Page and application data records »
-=-=-

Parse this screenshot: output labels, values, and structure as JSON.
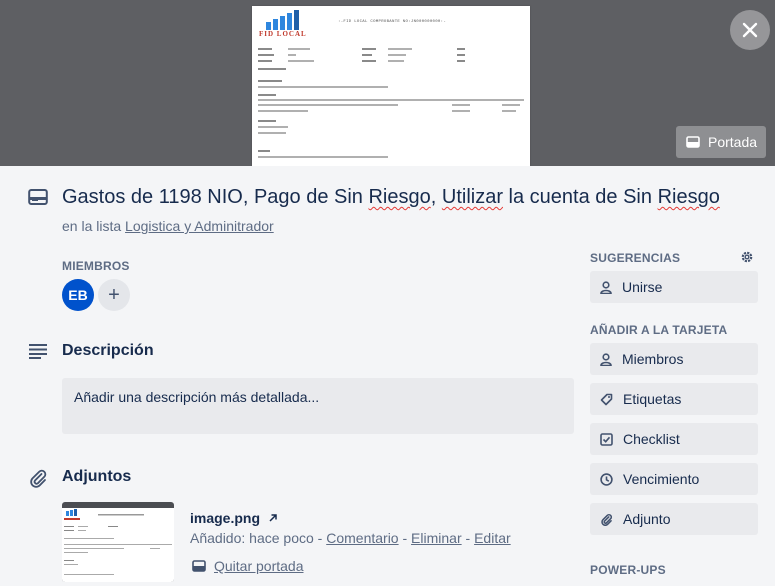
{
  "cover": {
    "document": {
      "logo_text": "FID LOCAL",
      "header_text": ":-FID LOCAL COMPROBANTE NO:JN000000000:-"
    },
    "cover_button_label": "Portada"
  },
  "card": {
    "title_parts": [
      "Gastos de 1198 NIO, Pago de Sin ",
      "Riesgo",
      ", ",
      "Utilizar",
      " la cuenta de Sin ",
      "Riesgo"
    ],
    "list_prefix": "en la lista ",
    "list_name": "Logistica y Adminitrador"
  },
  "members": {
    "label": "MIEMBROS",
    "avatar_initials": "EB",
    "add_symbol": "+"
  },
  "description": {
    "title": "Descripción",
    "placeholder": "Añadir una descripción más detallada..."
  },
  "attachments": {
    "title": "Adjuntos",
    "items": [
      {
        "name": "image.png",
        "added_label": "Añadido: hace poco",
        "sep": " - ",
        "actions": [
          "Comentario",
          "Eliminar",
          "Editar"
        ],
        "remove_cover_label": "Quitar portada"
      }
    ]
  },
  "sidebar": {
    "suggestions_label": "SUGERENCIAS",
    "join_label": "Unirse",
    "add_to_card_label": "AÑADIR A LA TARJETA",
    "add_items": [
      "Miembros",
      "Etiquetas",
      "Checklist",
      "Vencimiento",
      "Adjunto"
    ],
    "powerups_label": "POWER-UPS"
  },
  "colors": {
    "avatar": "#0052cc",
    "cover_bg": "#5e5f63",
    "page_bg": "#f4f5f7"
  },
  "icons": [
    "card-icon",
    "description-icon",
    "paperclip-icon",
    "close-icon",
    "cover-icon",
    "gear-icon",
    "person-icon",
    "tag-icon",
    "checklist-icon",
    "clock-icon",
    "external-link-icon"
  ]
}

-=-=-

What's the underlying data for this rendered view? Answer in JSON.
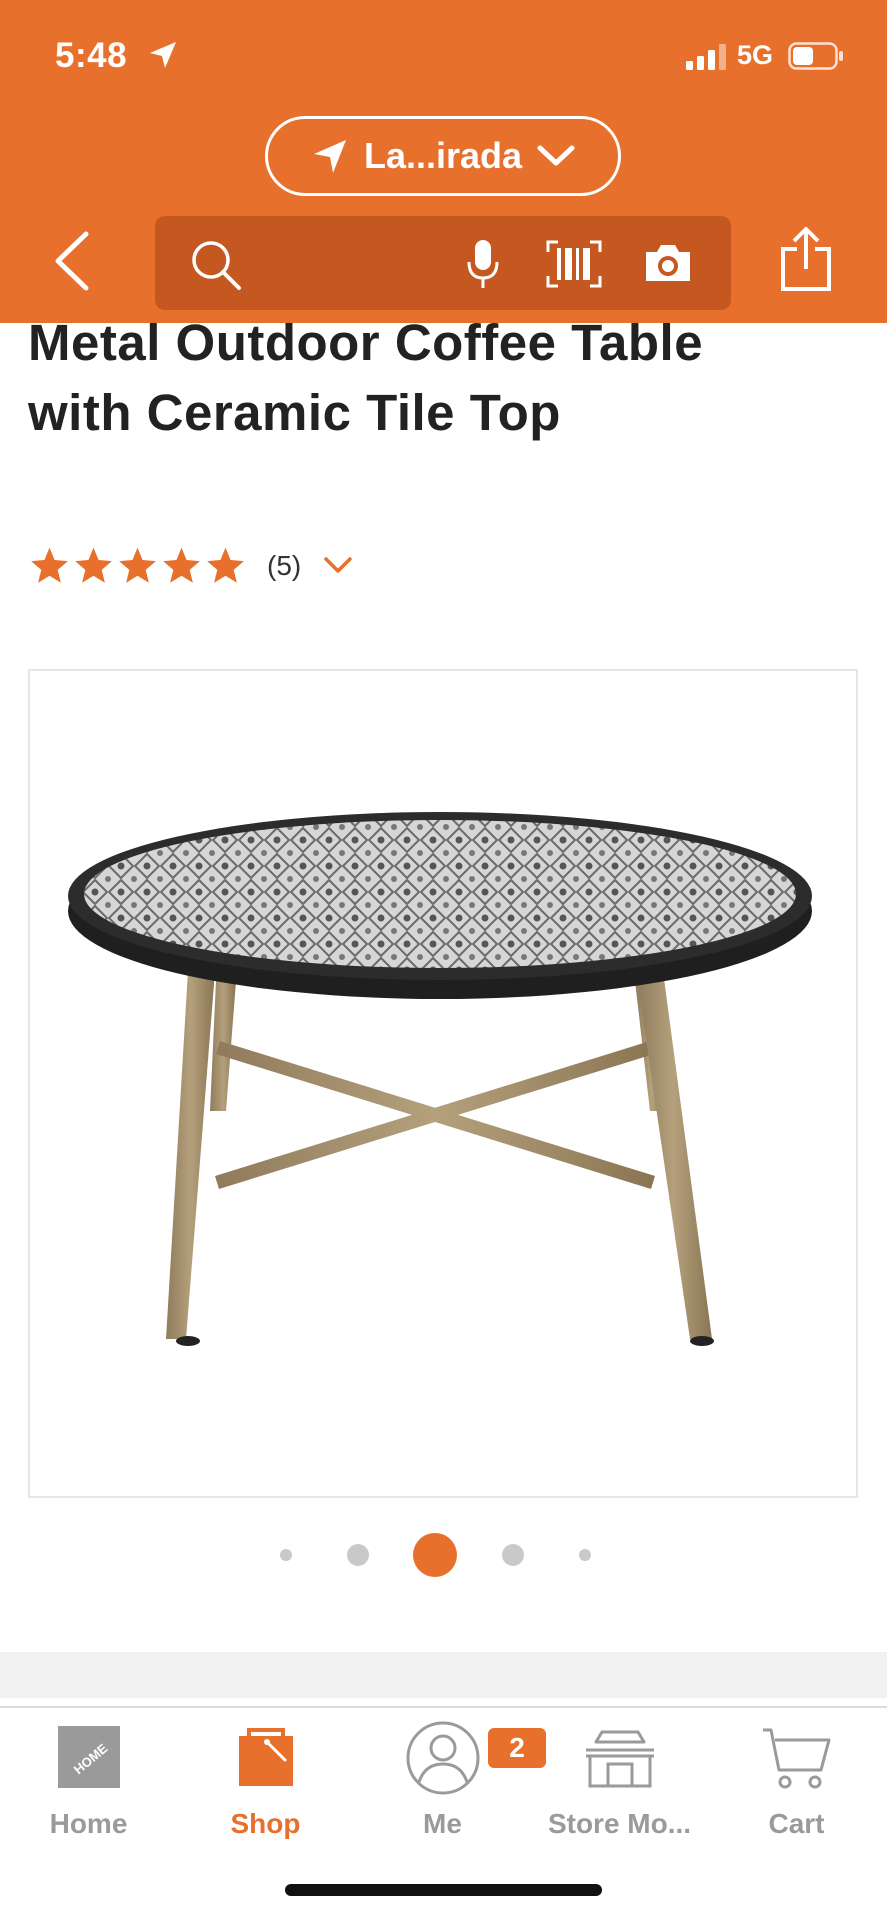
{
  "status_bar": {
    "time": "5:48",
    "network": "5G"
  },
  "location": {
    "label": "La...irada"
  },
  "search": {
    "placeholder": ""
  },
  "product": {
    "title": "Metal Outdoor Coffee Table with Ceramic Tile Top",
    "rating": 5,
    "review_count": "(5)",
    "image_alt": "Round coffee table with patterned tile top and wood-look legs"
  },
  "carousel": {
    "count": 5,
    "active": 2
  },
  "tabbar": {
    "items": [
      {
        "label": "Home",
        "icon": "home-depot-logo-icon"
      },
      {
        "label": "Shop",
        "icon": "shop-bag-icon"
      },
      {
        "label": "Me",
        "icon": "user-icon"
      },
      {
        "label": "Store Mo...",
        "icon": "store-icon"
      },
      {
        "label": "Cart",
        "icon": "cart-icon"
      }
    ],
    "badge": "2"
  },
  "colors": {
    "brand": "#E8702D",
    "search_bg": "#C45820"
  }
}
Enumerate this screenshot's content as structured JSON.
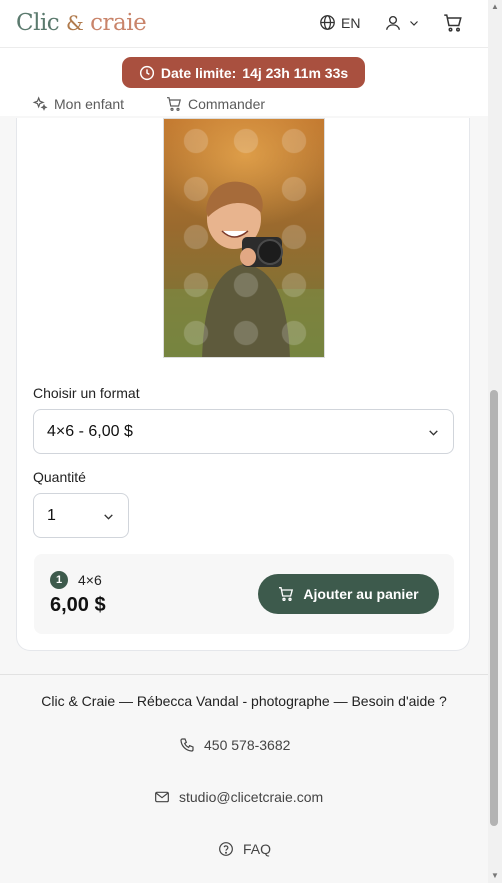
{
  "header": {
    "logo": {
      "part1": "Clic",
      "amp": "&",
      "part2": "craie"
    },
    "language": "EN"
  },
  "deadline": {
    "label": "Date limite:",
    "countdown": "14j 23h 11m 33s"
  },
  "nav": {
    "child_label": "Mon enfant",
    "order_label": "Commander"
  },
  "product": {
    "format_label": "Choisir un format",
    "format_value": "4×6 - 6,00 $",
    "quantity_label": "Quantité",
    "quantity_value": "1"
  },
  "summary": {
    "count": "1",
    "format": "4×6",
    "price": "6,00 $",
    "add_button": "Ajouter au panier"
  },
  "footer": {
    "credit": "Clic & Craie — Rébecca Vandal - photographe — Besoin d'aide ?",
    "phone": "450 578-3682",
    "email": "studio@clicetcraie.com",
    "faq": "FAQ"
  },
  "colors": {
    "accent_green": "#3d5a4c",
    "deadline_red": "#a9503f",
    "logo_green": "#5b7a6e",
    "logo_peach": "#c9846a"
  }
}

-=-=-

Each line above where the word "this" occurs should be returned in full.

Completed exercise »
Parse this screenshot: output labels, values, and structure as JSON.
What's the underlying data for this rendered view? Answer in JSON.
Enumerate this screenshot's content as structured JSON.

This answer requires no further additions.